=== Section Start ===

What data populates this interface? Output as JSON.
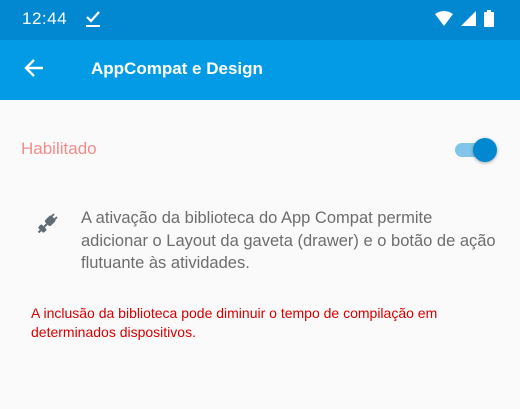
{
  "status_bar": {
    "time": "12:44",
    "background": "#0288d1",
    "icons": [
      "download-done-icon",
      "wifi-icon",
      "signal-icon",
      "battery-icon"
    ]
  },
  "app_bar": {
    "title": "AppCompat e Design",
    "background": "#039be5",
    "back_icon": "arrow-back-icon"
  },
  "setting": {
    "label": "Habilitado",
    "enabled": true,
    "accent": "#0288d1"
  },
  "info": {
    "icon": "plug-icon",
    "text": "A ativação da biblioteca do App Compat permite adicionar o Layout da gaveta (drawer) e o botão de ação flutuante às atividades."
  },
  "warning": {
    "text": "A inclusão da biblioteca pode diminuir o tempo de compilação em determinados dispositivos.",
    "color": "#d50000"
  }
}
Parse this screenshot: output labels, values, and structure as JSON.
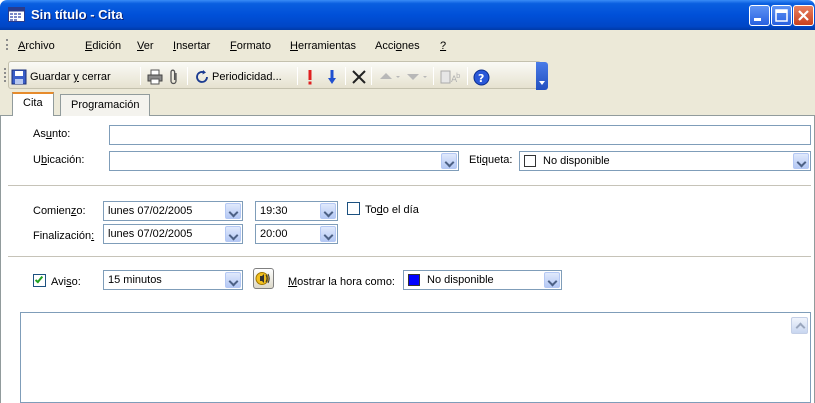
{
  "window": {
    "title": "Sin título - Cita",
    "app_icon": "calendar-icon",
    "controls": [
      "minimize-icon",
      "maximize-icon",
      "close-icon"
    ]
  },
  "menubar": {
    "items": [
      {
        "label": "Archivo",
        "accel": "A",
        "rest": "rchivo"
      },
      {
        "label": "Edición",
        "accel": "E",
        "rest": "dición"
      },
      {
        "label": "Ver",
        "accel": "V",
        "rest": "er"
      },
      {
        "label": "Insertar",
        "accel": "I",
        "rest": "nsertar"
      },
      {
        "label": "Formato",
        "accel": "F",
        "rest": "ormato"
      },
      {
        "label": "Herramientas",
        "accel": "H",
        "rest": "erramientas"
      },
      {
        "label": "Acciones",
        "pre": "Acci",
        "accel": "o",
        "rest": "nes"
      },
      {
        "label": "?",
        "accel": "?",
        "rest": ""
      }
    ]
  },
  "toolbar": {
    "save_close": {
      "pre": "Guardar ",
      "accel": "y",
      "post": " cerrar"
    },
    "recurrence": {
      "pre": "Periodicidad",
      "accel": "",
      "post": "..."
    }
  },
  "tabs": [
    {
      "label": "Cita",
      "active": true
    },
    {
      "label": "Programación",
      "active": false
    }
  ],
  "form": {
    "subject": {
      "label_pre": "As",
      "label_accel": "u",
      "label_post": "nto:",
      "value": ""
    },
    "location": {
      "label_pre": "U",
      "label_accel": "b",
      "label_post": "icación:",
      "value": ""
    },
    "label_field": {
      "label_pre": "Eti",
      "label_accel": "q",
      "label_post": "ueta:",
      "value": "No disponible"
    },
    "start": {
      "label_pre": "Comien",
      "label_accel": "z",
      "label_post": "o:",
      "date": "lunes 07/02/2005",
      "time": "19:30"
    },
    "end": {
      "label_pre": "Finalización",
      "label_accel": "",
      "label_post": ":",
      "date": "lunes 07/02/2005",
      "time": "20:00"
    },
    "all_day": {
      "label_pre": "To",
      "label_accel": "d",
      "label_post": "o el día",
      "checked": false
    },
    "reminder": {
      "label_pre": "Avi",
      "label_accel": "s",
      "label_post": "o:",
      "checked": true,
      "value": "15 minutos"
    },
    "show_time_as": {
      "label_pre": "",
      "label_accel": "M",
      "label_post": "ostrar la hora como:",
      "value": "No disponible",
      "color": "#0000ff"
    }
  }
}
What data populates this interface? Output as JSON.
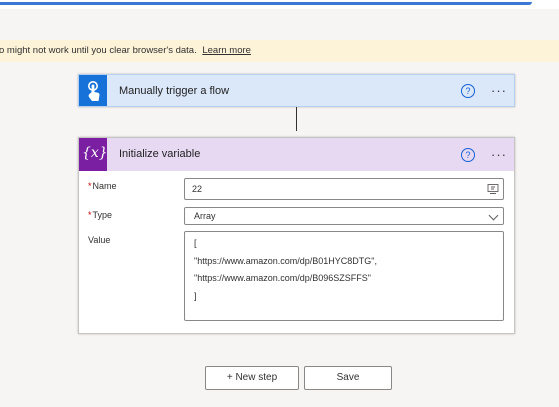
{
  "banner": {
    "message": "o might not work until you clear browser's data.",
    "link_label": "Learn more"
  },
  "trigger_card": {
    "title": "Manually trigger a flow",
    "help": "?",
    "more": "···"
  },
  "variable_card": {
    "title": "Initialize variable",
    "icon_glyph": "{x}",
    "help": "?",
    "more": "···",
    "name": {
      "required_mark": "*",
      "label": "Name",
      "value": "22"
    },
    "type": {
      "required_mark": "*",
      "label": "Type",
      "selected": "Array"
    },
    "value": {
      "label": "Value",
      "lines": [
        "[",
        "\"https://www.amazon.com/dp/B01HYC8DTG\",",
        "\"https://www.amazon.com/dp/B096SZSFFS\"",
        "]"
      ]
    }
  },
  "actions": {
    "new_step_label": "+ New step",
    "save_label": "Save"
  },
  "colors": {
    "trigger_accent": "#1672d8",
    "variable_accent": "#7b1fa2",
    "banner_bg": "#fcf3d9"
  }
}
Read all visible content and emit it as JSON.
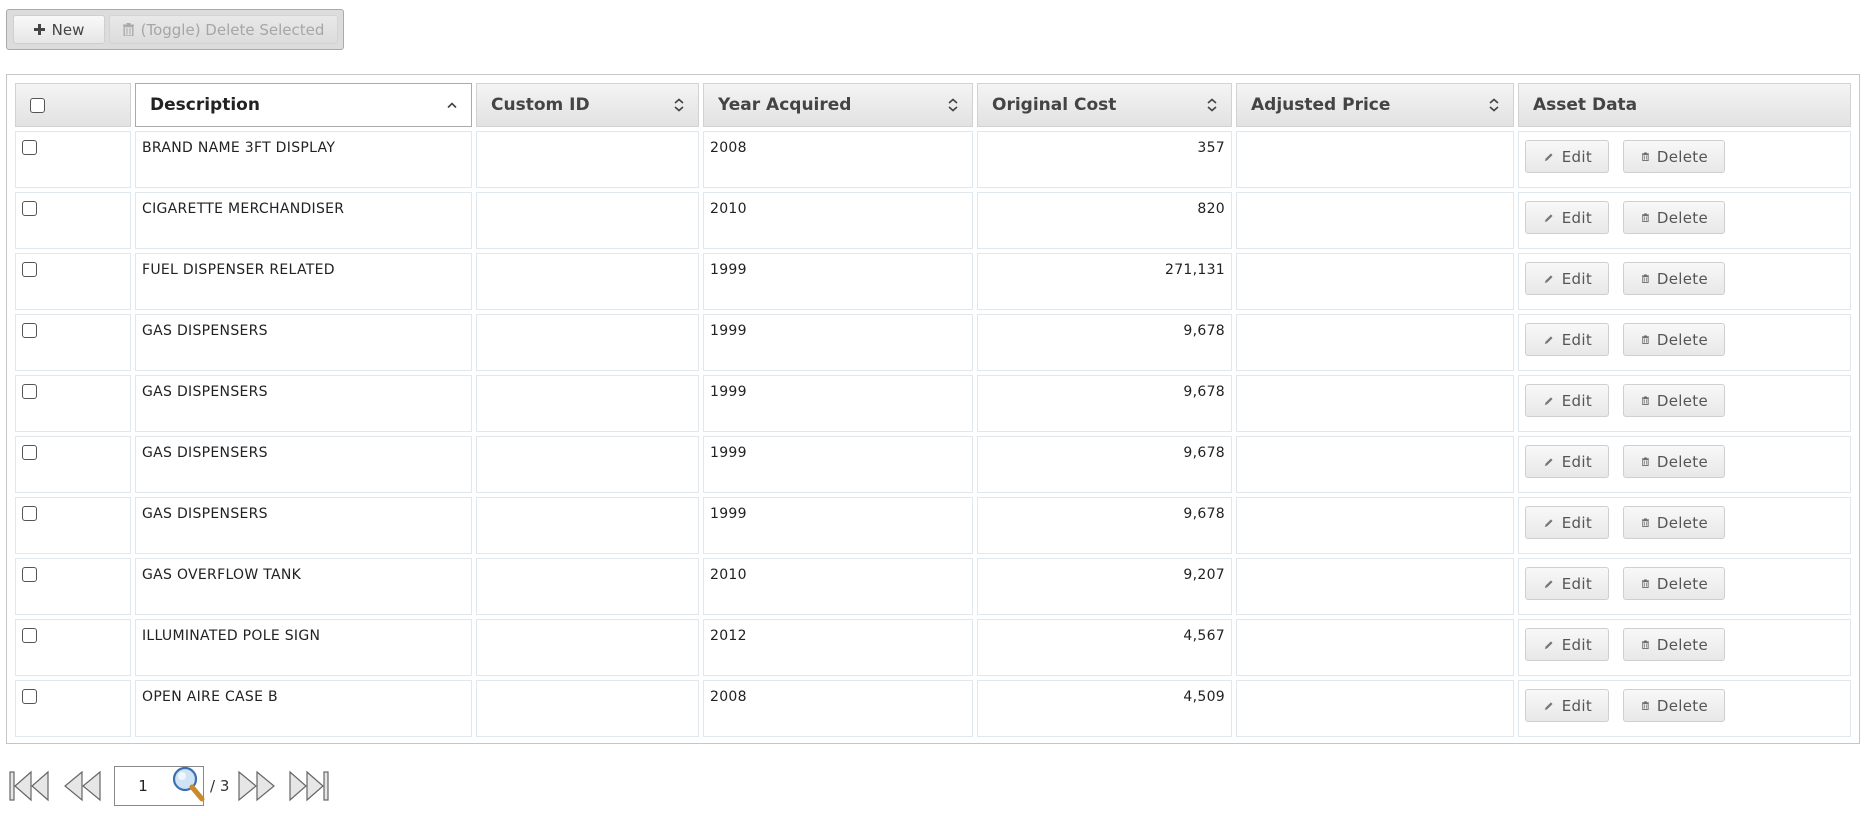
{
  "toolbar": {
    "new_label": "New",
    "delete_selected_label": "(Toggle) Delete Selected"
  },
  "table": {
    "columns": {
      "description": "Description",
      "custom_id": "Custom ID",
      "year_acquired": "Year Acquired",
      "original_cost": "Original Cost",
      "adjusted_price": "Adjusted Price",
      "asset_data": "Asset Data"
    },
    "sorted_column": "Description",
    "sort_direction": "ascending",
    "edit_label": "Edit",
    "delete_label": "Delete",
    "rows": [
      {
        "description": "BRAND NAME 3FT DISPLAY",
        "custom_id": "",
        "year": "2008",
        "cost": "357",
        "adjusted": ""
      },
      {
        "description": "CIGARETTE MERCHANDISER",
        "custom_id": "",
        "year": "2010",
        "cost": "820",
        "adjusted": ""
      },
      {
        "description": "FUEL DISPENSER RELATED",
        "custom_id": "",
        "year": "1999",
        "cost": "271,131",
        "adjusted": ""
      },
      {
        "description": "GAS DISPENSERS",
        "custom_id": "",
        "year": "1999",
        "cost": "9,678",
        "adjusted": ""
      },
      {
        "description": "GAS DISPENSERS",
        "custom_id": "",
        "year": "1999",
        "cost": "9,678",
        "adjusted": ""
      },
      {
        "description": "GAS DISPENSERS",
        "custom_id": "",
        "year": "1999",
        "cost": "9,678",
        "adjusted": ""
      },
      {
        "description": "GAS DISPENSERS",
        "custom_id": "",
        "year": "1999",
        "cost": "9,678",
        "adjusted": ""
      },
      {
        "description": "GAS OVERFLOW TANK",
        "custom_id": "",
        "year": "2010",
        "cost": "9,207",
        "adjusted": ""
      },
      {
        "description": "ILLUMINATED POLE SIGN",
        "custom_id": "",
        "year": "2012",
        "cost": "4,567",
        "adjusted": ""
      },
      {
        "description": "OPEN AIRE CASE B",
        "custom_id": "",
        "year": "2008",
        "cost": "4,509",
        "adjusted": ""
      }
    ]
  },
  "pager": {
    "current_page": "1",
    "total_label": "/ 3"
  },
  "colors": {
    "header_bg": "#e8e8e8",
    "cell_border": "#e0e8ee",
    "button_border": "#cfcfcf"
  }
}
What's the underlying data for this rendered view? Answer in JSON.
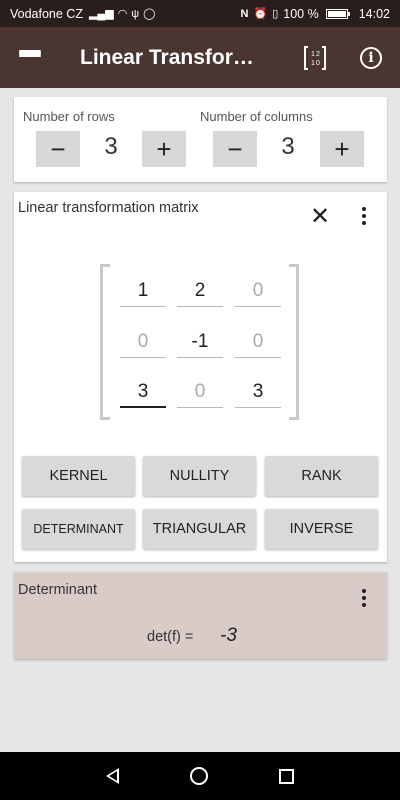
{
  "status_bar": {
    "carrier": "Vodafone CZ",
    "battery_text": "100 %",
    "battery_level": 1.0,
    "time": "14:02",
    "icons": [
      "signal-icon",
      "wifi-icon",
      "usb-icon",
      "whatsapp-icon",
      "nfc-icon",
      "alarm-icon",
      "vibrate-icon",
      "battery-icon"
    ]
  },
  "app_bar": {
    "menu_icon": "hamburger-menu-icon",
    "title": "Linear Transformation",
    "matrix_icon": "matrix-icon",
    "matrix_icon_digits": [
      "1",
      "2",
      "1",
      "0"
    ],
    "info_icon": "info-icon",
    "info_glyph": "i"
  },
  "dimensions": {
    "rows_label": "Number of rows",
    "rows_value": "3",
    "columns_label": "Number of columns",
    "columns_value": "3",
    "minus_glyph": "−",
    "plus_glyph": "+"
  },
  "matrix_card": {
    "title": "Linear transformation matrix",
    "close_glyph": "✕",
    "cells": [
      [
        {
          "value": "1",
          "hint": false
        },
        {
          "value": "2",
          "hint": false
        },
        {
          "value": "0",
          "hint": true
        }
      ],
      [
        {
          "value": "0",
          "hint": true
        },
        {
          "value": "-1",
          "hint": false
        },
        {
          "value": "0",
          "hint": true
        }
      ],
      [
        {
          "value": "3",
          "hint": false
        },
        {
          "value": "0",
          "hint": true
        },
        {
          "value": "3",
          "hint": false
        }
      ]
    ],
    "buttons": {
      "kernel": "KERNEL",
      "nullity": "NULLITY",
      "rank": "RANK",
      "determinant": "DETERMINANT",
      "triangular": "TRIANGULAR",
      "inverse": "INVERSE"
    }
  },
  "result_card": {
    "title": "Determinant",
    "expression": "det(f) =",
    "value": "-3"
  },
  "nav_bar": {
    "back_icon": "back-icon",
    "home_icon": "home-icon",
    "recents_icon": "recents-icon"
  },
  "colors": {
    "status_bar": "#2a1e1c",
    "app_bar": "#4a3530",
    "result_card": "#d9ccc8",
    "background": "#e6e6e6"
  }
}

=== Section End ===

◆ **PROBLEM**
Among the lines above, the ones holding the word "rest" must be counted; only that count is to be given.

◆ **WRITTEN SOLUTION**
8